The combination of ginger, amchoor, and nutmeg offer a hint of gingerbread’s warmth, but the poppy seeds keep the cookies a little nutty.
Makes about 75 cookies
Lior Lev Sercarz, from "Mastering Spice" by Lior Lev Sercarz
Mix together the poppy seeds, ginger, amchoor, and nutmeg.
13⁄4 cups all-purpose flour (235 grams)
1⁄2 teaspoon baking powder (2 grams)
1⁄4 teaspoon kosher salt (2 grams)
1⁄2 cup (8 tablespoons) salted butter (114 grams), preferably European (85% fat), cold and diced
3⁄4 cup sugar (144 grams)
1 large egg (51 grams)
Whisk the flour, baking powder, salt, and spice blend together in a medium bowl.
Cream the butter and sugar together in a large bowl with an electric mixer on medium-low speed until well blended but not fluffy.
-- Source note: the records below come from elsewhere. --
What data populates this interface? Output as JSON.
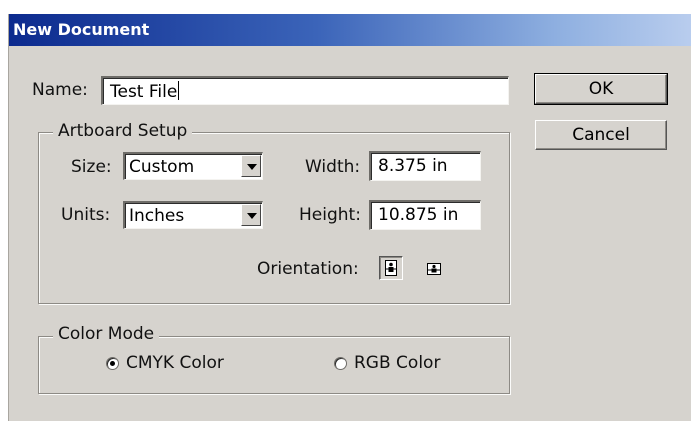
{
  "window": {
    "title": "New Document"
  },
  "name_field": {
    "label": "Name:",
    "value": "Test File"
  },
  "buttons": {
    "ok": "OK",
    "cancel": "Cancel"
  },
  "artboard_setup": {
    "legend": "Artboard Setup",
    "size": {
      "label": "Size:",
      "value": "Custom"
    },
    "units": {
      "label": "Units:",
      "value": "Inches"
    },
    "width": {
      "label": "Width:",
      "value": "8.375 in"
    },
    "height": {
      "label": "Height:",
      "value": "10.875 in"
    },
    "orientation": {
      "label": "Orientation:",
      "selected": "portrait",
      "options": [
        "portrait-icon",
        "landscape-icon"
      ]
    }
  },
  "color_mode": {
    "legend": "Color Mode",
    "options": [
      {
        "label": "CMYK Color",
        "checked": true
      },
      {
        "label": "RGB Color",
        "checked": false
      }
    ]
  }
}
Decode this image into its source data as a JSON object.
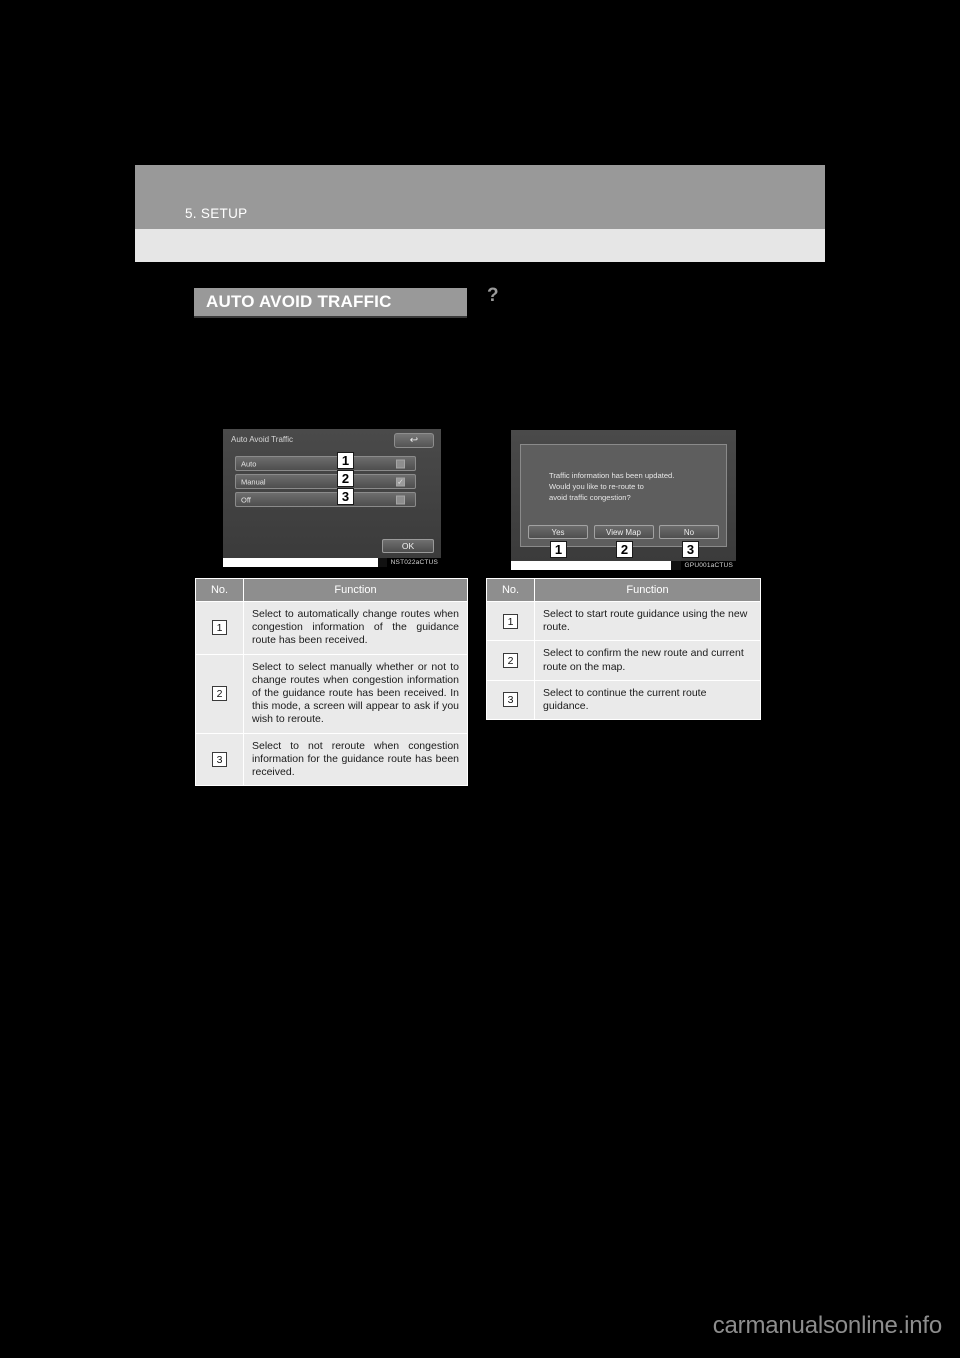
{
  "header": {
    "chapter": "5. SETUP"
  },
  "section": {
    "title": "AUTO AVOID TRAFFIC",
    "icon": "?"
  },
  "screenshots": {
    "left": {
      "caption": "NST022aCTUS",
      "title": "Auto Avoid Traffic",
      "back_icon": "↩",
      "rows": [
        {
          "label": "Auto",
          "checked": ""
        },
        {
          "label": "Manual",
          "checked": "✓"
        },
        {
          "label": "Off",
          "checked": ""
        }
      ],
      "ok_label": "OK",
      "badges": [
        "1",
        "2",
        "3"
      ]
    },
    "right": {
      "caption": "GPU001aCTUS",
      "message_line1": "Traffic information has been updated.",
      "message_line2": "Would you like to re-route to",
      "message_line3": "avoid traffic congestion?",
      "buttons": [
        "Yes",
        "View Map",
        "No"
      ],
      "badges": [
        "1",
        "2",
        "3"
      ]
    }
  },
  "tables": {
    "left": {
      "headers": {
        "no": "No.",
        "function": "Function"
      },
      "rows": [
        {
          "no": "1",
          "function": "Select to automatically change routes when congestion information of the guidance route has been received."
        },
        {
          "no": "2",
          "function": "Select to select manually whether or not to change routes when congestion information of the guidance route has been received. In this mode, a screen will appear to ask if you wish to reroute."
        },
        {
          "no": "3",
          "function": "Select to not reroute when congestion information for the guidance route has been received."
        }
      ]
    },
    "right": {
      "headers": {
        "no": "No.",
        "function": "Function"
      },
      "rows": [
        {
          "no": "1",
          "function": "Select to start route guidance using the new route."
        },
        {
          "no": "2",
          "function": "Select to confirm the new route and current route on the map."
        },
        {
          "no": "3",
          "function": "Select to continue the current route guidance."
        }
      ]
    }
  },
  "watermark": "carmanualsonline.info"
}
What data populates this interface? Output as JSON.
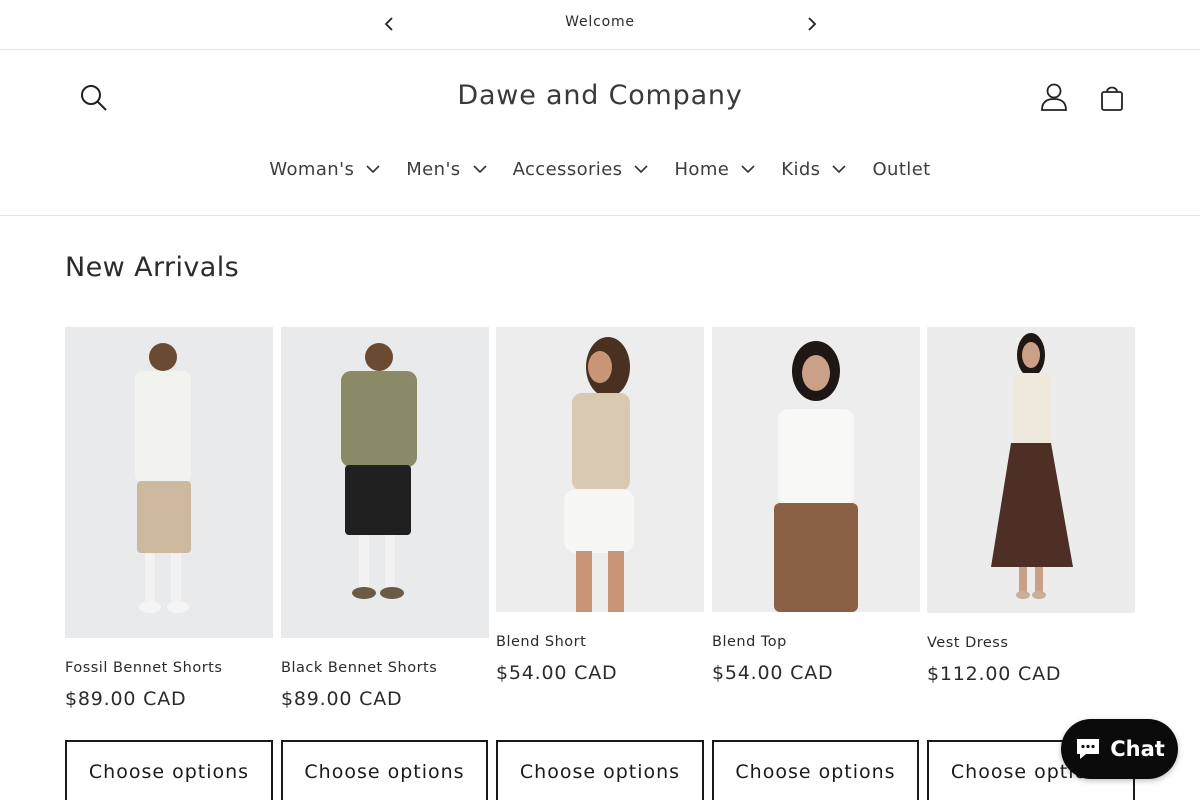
{
  "announcement": {
    "message": "Welcome"
  },
  "header": {
    "brand": "Dawe and Company"
  },
  "nav": {
    "items": [
      {
        "label": "Woman's",
        "has_dropdown": true
      },
      {
        "label": "Men's",
        "has_dropdown": true
      },
      {
        "label": "Accessories",
        "has_dropdown": true
      },
      {
        "label": "Home",
        "has_dropdown": true
      },
      {
        "label": "Kids",
        "has_dropdown": true
      },
      {
        "label": "Outlet",
        "has_dropdown": false
      }
    ]
  },
  "section": {
    "title": "New Arrivals"
  },
  "products": [
    {
      "title": "Fossil Bennet Shorts",
      "price": "$89.00 CAD",
      "button": "Choose options",
      "top_color": "#f2f2ef",
      "bottom_color": "#cdb99f",
      "shoe_color": "#f5f5f5"
    },
    {
      "title": "Black Bennet Shorts",
      "price": "$89.00 CAD",
      "button": "Choose options",
      "top_color": "#8a8a66",
      "bottom_color": "#202020",
      "shoe_color": "#6b5a45"
    },
    {
      "title": "Blend Short",
      "price": "$54.00 CAD",
      "button": "Choose options",
      "top_color": "#d9c9b3",
      "bottom_color": "#f7f7f5",
      "shoe_color": "#e0c4a8"
    },
    {
      "title": "Blend Top",
      "price": "$54.00 CAD",
      "button": "Choose options",
      "top_color": "#f8f8f6",
      "bottom_color": "#8a6045",
      "shoe_color": "#d0a88c"
    },
    {
      "title": "Vest Dress",
      "price": "$112.00 CAD",
      "button": "Choose options",
      "top_color": "#efe9dd",
      "bottom_color": "#4e2f25",
      "shoe_color": "#c8b09a"
    }
  ],
  "chat": {
    "label": "Chat"
  },
  "colors": {
    "text": "#121212",
    "border": "#e6e6e6",
    "chat_bg": "#0b0b0b"
  }
}
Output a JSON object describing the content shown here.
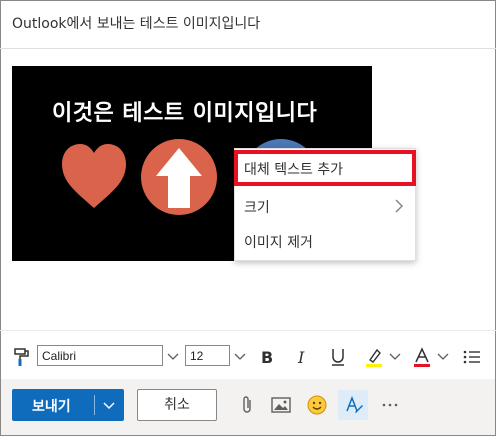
{
  "subject": "Outlook에서 보내는 테스트 이미지입니다",
  "image": {
    "title": "이것은 테스트 이미지입니다",
    "background": "#000000",
    "shapes": [
      "heart-shape",
      "up-arrow-circle",
      "partial-circle"
    ]
  },
  "context_menu": {
    "items": [
      {
        "label": "대체 텍스트 추가",
        "highlighted": true
      },
      {
        "label": "크기",
        "has_submenu": true
      },
      {
        "label": "이미지 제거"
      }
    ]
  },
  "formatting": {
    "font": "Calibri",
    "size": "12",
    "icons": [
      "format-painter-icon",
      "bold-icon",
      "italic-icon",
      "underline-icon",
      "highlight-icon",
      "font-color-icon",
      "bullets-icon"
    ]
  },
  "footer": {
    "send_label": "보내기",
    "cancel_label": "취소",
    "icons": [
      "attach-icon",
      "insert-image-icon",
      "emoji-icon",
      "accessibility-icon",
      "more-options-icon"
    ]
  },
  "colors": {
    "accent": "#0f6cbd",
    "highlight_border": "#e81123",
    "heart": "#d9634b",
    "arrow_circle": "#d9634b",
    "third_circle": "#4a78b5",
    "highlight_marker": "#fff100",
    "font_color": "#e81123"
  }
}
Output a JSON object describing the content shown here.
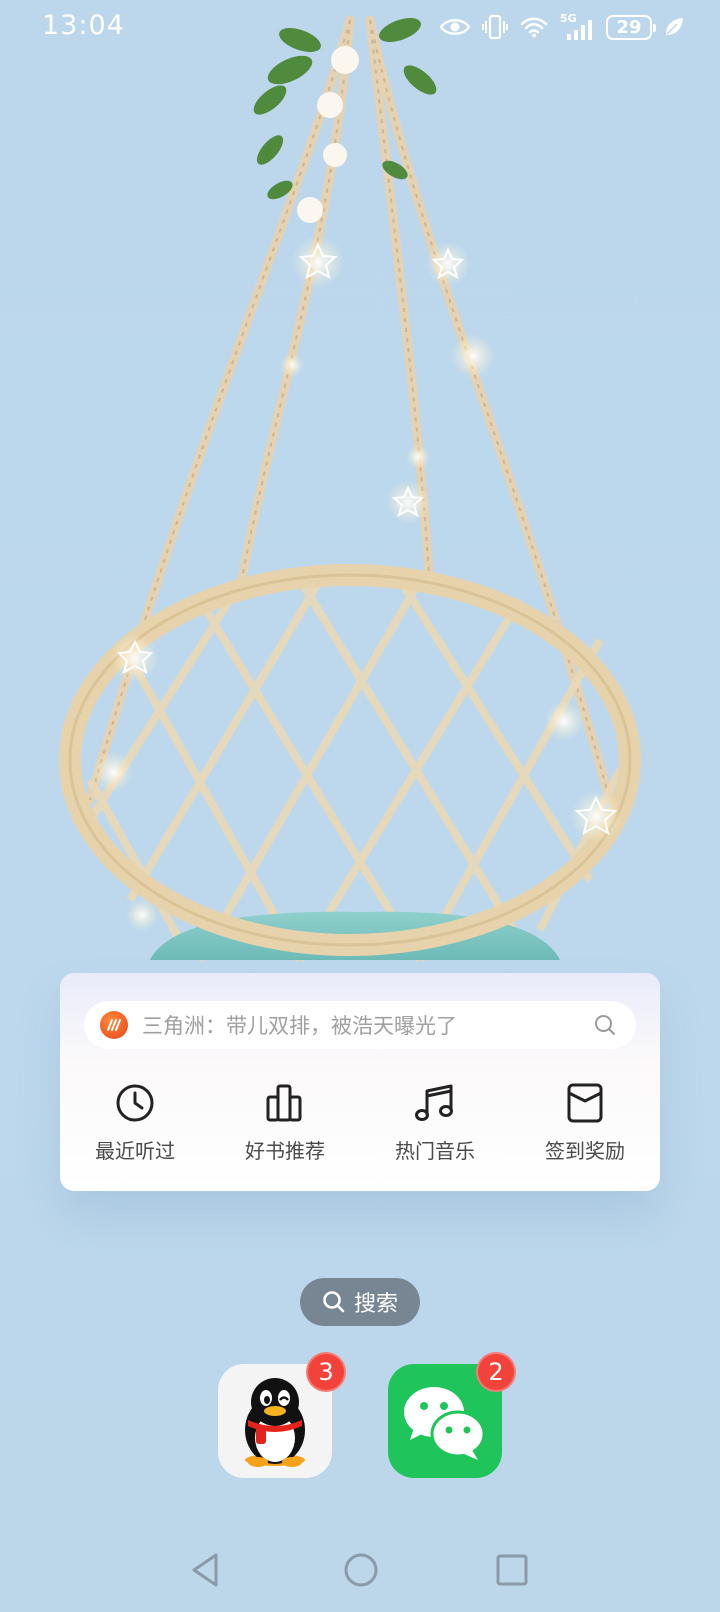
{
  "status_bar": {
    "time": "13:04",
    "network": "5G",
    "battery": "29",
    "icons": [
      "eye-icon",
      "vibrate-icon",
      "wifi-icon",
      "signal-icon",
      "battery-icon",
      "leaf-icon"
    ]
  },
  "wallpaper": {
    "description_icon": "hanging-chair-wallpaper"
  },
  "widget": {
    "search_text": "三角洲：带儿双排，被浩天曝光了",
    "actions": [
      {
        "label": "最近听过",
        "icon": "clock-icon"
      },
      {
        "label": "好书推荐",
        "icon": "books-icon"
      },
      {
        "label": "热门音乐",
        "icon": "music-note-icon"
      },
      {
        "label": "签到奖励",
        "icon": "gift-card-icon"
      }
    ]
  },
  "search_pill": {
    "label": "搜索"
  },
  "dock": [
    {
      "app": "QQ",
      "badge": "3"
    },
    {
      "app": "WeChat",
      "badge": "2"
    }
  ],
  "colors": {
    "background": "#bcd7ec",
    "badge": "#f2433a",
    "wechat": "#1fc45a"
  }
}
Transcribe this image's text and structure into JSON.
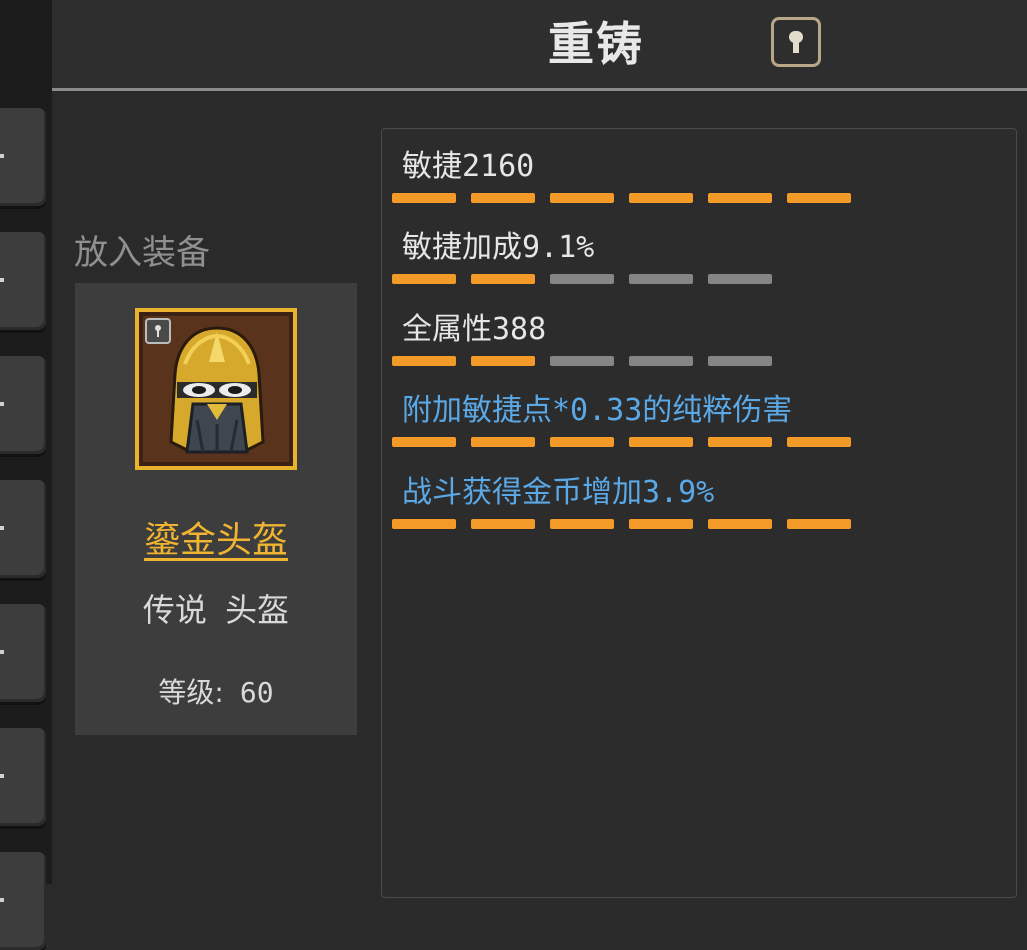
{
  "header": {
    "title": "重铸"
  },
  "slot": {
    "label": "放入装备"
  },
  "item": {
    "name": "鎏金头盔",
    "type": "传说 头盔",
    "level_label": "等级:",
    "level_value": "60"
  },
  "stats": [
    {
      "text": "敏捷2160",
      "special": false,
      "tier_filled": 6,
      "tier_max": 6
    },
    {
      "text": "敏捷加成9.1%",
      "special": false,
      "tier_filled": 2,
      "tier_max": 5
    },
    {
      "text": "全属性388",
      "special": false,
      "tier_filled": 2,
      "tier_max": 5
    },
    {
      "text": "附加敏捷点*0.33的纯粹伤害",
      "special": true,
      "tier_filled": 6,
      "tier_max": 6
    },
    {
      "text": "战斗获得金币增加3.9%",
      "special": true,
      "tier_filled": 6,
      "tier_max": 6
    }
  ],
  "colors": {
    "background": "#2a2a2a",
    "title": "#e8e8e8",
    "item_legendary": "#f0b431",
    "stat_normal": "#e6e6e6",
    "stat_special": "#5aa8e6",
    "tier_on": "#f39a28",
    "tier_off": "#858585"
  },
  "icons": {
    "help": "keyhole-icon",
    "lock": "lock-icon",
    "item": "golden-helmet-icon"
  }
}
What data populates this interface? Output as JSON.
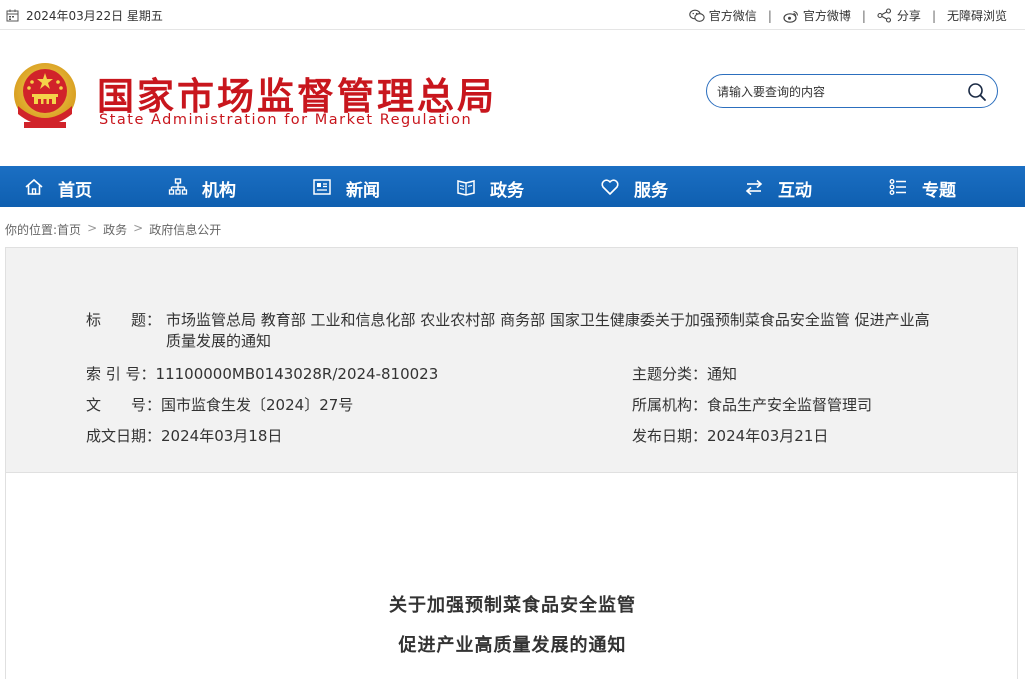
{
  "topbar": {
    "date": "2024年03月22日 星期五",
    "links": [
      {
        "label": "官方微信",
        "icon": "wechat-icon"
      },
      {
        "label": "官方微博",
        "icon": "weibo-icon"
      },
      {
        "label": "分享",
        "icon": "share-icon"
      },
      {
        "label": "无障碍浏览",
        "icon": ""
      }
    ],
    "separator": "|"
  },
  "header": {
    "title_cn": "国家市场监督管理总局",
    "title_en": "State Administration for Market Regulation",
    "search_placeholder": "请输入要查询的内容"
  },
  "nav": {
    "items": [
      {
        "label": "首页",
        "icon": "home-icon"
      },
      {
        "label": "机构",
        "icon": "org-chart-icon"
      },
      {
        "label": "新闻",
        "icon": "newspaper-icon"
      },
      {
        "label": "政务",
        "icon": "book-icon"
      },
      {
        "label": "服务",
        "icon": "heart-icon"
      },
      {
        "label": "互动",
        "icon": "exchange-icon"
      },
      {
        "label": "专题",
        "icon": "topic-list-icon"
      }
    ]
  },
  "breadcrumb": {
    "prefix": "你的位置:",
    "items": [
      "首页",
      "政务",
      "政府信息公开"
    ]
  },
  "info": {
    "title_label": "标　　题：",
    "title_value": "市场监管总局 教育部 工业和信息化部 农业农村部 商务部 国家卫生健康委关于加强预制菜食品安全监管 促进产业高质量发展的通知",
    "index_label": "索 引 号：",
    "index_value": "11100000MB0143028R/2024-810023",
    "topic_label": "主题分类：",
    "topic_value": "通知",
    "doc_label": "文　　号：",
    "doc_value": "国市监食生发〔2024〕27号",
    "org_label": "所属机构：",
    "org_value": "食品生产安全监督管理司",
    "created_label": "成文日期：",
    "created_value": "2024年03月18日",
    "published_label": "发布日期：",
    "published_value": "2024年03月21日"
  },
  "content": {
    "title_line1": "关于加强预制菜食品安全监管",
    "title_line2": "促进产业高质量发展的通知"
  },
  "colors": {
    "brand_red": "#c8161d",
    "nav_blue": "#1566b9",
    "search_border": "#2c6fbe"
  }
}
With the machine running, add the vanilla first and then the olive oil, beating until smooth and scraping the bowl occasionally. Add the egg and beat just until incorporated. Reduce the speed to low and gradually add the flour mixture. Mix just until incorporated
Turn the dough out onto a very large sheet of parchment paper. Pat into a rectangle and cover with another very large sheet of parchment. Roll the dough into a 12 × 7-inch rectangle that’s a scant 1⁄4 inch thick, lifting and replacing the top sheet as needed to smooth out any wrinkles in the paper. Use a bench scraper or spatula to press in all four edges to keep them even and straight, and roll lightly again to achieve an even thickness. Refrigerate until firm, about 1 hour. If you’re in a rush, you can freeze the dough until stiff, about 15 minutes.
Remove the top sheet of parchment. Using a pizza wheel or sharp knife, cut the dough into 1-inch squares. Chill again if the dough has softened. Transfer the squares to two parchment-paper-lined cookie sheets, spacing them 1 inch apart. Chill again while the oven heats. You want them to be firm if they have softened.
Preheat the oven to 375°F.
Bake one sheet at a time until the shortbread is golden brown, 12 to 15 minutes. Cool completely on the sheets on wire racks.